Apparently for this beetle, happiness is a warm toad.
In a recent study, Tel Aviv University researchers found that a species of ground beetle can paralyze and kill amphibians many times its size.
The scientists observed the Epomis beetle sharing a habitat with the amphibians during the day, only to launch a stealth attack on their prey during the night.
According to the study, the beetle begins by biting its prey in the back, sending the amphibian into violent spasms as a last ditch attempt to throw the beetle off.
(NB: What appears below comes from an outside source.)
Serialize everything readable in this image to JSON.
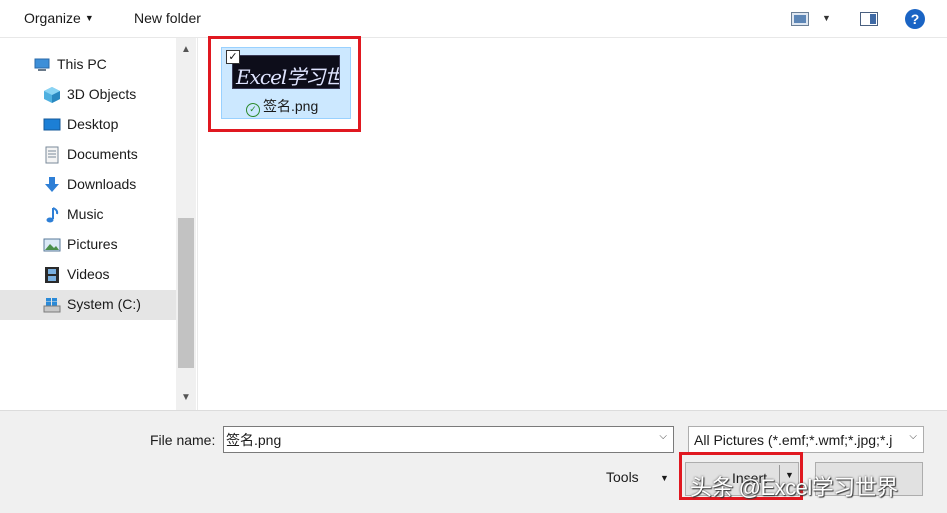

The incision paralyzes the prey within a few minutes, allowing the beetle to spend several hours slowly devouring its meal from the legs up.
The researchers observed the beetles chowing down on amphibians including frogs, toads, newts and salamanders, so they don't seem to be picky eaters.
The findings demonstrate a distinct role reversal compared to what is typically observed in the animal kingdom.
"Amphibians are typical insect predators and their diet may include adult beetles, ground beetles in particular," said senior researcher Gil Wizen. "The recently filmed successful attacks of the beetles on toads and frogs brought new insights on the amphibian-insect interactions, and documented the uncommon phenomenon of invertebrates preying on vertebrate animals."
The study was published in the academic journal ZooKeys.